“Veterans make some of the best entrepreneurs because they have very limited resources but they have a mission to accomplish,” says Jung. “They get it done, no matter what it takes.”

Some of the restaurants Rumi Spice supplies saffron to include Naha in Chicago, Daniel in New York and the French Laundry in California. Consumers can purchase saffron directly from Rumi Spice via their website and through Whole Foods and Local Foods stores in Chicago, as well as Dean & DeLuca locations in New York. Prices online start at $8.99 for half a gram.

Rumi Spice had about $500,000 in sales in 2016 and is expecting that to double in 2017 according to Jung.

Rumi-Spice-Shark Tank

Rumi Spice Enters the Shark Tank

In May of 2017 Rumi Spice debuted on the reality TV show Shark Tank. “Potentially, if it’s a good outcome, we can expect a lot more than that,” Jung said before the show. “An investment from one, or a couple, of the sharks would mean a new partner who is really going to scale us and grow us and introduce us to their networks.”

“Our goal is to really have people watch us and learn about saffron and start cooking with it so that saffron becomes the next acai berry or goji berry,” she said. “It’s good in sweet and savory dishes, and not enough people use it in the United States.” Jung says the opportunity to be on Shark Tank came as a pleasant surprise since the company had applied two years prior and didn’t make it..

As a result of their appearance on Shark Tank, Rumi Spice received an investment of $250,000 from entrepreneur Mark Cuban. Cuban will get 15% of the startup, Rumi Spice had initially only offered a 5% stake.

Upon making his offer, Cuban told the Rumi Spice team, “I think your mission is good. I think it’s going to be impactful beyond your product,”

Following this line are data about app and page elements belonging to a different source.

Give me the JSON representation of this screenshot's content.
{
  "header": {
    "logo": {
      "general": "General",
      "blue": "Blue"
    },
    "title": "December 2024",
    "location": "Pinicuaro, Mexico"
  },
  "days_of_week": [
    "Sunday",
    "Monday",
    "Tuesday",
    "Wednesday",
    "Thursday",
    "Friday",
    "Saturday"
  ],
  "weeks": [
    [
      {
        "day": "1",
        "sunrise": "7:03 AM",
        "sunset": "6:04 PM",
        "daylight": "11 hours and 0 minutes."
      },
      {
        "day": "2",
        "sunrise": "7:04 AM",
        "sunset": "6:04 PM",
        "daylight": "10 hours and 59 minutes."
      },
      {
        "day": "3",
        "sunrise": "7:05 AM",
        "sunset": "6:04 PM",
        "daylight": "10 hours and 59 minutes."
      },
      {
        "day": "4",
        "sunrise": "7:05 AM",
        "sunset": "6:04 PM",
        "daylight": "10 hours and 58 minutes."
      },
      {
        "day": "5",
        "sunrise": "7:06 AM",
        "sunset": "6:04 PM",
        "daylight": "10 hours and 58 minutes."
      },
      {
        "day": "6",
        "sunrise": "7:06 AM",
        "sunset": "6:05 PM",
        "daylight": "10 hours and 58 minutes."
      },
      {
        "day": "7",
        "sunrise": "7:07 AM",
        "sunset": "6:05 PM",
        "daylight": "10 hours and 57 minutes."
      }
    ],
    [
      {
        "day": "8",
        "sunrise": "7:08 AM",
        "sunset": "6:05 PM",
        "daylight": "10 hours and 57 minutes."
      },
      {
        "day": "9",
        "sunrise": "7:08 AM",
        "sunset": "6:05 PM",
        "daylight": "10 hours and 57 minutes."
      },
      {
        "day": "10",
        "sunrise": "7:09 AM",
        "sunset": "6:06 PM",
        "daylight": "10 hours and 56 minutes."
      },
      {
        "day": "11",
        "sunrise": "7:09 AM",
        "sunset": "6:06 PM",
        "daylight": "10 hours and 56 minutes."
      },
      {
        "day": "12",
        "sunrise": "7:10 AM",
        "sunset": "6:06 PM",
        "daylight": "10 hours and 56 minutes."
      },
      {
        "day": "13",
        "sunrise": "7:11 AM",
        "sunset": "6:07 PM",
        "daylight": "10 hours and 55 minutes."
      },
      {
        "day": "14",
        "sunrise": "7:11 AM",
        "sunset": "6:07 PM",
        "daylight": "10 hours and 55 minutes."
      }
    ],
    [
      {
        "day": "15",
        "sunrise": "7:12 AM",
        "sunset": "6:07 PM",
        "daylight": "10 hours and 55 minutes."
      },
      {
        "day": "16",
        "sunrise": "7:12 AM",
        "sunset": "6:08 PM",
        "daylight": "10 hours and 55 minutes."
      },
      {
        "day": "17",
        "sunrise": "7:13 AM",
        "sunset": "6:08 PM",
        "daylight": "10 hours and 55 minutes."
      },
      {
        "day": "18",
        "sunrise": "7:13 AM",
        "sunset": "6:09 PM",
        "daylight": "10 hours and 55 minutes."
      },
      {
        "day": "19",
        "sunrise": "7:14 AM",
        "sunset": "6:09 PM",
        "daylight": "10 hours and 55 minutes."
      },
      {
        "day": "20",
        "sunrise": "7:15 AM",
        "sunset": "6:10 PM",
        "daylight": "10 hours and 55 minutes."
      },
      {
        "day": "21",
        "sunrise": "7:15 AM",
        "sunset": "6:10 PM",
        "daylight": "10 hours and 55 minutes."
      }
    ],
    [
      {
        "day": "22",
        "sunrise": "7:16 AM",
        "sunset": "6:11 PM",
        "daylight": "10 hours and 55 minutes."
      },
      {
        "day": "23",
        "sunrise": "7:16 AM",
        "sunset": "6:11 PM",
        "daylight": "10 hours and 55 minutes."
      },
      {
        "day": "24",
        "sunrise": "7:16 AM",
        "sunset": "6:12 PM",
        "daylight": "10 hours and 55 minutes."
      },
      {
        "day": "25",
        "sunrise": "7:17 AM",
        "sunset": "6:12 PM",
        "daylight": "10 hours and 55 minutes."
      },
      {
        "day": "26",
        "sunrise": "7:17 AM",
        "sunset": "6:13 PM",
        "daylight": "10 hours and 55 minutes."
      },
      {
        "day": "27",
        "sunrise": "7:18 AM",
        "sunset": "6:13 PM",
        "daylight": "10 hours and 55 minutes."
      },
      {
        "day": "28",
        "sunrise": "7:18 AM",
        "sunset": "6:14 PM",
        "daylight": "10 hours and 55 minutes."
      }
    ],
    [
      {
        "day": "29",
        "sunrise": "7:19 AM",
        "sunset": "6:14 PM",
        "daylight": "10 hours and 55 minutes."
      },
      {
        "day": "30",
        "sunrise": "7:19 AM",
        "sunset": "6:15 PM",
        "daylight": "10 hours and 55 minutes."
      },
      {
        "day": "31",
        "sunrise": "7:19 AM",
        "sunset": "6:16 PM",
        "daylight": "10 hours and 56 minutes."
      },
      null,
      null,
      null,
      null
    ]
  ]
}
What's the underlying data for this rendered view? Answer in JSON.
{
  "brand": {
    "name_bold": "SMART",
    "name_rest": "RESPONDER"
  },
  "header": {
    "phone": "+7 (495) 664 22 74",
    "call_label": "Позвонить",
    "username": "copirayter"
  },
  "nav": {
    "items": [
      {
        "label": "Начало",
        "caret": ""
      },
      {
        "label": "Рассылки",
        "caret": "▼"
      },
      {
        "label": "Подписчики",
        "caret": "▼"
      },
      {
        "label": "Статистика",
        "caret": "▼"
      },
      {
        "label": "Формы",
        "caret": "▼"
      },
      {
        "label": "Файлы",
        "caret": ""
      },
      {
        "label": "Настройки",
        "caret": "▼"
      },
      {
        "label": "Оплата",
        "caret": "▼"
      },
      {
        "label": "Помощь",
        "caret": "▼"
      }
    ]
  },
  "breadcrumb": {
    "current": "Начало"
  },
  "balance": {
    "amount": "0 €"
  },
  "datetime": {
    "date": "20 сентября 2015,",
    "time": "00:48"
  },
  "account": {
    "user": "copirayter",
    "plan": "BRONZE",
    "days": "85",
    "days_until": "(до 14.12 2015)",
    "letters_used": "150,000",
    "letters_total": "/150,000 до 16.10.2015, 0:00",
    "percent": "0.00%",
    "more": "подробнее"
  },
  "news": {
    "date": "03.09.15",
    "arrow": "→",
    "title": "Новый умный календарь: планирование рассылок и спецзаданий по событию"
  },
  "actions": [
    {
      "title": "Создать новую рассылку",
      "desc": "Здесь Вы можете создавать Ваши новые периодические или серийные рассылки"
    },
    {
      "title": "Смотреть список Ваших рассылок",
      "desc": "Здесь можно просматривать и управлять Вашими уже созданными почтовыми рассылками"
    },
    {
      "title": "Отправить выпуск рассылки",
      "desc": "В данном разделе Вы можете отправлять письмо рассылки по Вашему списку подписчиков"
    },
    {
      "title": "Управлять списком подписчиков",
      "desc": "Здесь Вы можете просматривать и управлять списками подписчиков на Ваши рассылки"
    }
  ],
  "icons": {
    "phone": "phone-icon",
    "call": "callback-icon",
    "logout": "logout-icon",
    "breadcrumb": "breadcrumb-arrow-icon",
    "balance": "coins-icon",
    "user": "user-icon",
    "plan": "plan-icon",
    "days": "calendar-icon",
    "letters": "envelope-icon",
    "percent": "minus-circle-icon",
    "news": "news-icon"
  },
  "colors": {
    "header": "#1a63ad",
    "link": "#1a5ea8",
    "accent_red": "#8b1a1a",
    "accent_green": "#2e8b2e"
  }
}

“Striking a deal with Mark Cuban is a game-changer for the women in Afghanistan who work for us, the farmers in Afghanistan. Now we’re going to have the ability to scale and bring our brand to all the consumers in America.”